Exercise directions:
Go through the entries below and copy every line that holds the word "score".

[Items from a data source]
BEGIN
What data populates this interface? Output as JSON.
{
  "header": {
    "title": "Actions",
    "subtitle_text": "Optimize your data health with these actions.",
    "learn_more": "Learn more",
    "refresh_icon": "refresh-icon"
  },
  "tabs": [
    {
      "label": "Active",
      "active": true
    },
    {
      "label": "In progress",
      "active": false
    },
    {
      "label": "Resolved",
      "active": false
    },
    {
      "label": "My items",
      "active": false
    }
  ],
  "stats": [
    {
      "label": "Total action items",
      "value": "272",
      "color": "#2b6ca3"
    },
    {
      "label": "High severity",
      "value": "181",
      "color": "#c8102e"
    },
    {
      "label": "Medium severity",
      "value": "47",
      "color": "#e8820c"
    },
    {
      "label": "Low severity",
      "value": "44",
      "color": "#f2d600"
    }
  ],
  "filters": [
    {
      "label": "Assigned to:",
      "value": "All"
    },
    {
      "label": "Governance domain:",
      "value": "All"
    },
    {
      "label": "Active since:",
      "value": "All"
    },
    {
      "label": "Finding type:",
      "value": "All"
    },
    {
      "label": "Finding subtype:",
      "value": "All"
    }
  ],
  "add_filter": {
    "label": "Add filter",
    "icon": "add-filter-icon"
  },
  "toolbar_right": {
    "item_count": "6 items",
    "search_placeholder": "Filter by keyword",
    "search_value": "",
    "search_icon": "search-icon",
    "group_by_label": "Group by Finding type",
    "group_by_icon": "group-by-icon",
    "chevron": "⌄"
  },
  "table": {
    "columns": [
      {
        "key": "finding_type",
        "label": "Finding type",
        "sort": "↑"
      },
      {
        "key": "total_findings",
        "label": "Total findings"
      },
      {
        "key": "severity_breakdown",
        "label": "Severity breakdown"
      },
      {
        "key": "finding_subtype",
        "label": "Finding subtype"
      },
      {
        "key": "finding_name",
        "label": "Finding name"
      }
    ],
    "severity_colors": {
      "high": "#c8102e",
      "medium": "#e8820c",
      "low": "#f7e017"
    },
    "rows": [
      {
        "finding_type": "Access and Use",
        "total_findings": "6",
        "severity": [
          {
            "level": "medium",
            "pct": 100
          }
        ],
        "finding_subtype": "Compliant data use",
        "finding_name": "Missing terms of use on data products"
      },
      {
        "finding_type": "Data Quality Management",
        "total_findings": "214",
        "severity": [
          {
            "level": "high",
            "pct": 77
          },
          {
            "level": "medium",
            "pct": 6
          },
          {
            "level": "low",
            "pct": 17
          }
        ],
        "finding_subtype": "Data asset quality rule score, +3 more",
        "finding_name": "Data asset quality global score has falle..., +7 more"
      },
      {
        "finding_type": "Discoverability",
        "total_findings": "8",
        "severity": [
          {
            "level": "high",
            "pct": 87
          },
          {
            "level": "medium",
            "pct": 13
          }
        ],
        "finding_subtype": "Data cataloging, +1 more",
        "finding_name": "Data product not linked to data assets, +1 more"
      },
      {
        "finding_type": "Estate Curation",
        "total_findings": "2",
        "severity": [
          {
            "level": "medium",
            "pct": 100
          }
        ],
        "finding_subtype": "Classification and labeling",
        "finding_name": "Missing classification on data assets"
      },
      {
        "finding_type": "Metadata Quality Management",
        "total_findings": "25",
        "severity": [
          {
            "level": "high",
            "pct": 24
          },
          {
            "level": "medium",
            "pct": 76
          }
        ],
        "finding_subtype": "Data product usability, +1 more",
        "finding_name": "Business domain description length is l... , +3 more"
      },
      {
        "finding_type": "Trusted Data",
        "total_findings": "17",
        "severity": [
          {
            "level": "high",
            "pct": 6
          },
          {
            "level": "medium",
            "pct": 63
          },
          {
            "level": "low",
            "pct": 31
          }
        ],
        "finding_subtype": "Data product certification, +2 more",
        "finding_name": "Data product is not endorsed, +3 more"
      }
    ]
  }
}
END
Task response:
        "finding_subtype": "Data asset quality rule score, +3 more",
        "finding_name": "Data asset quality global score has falle..., +7 more"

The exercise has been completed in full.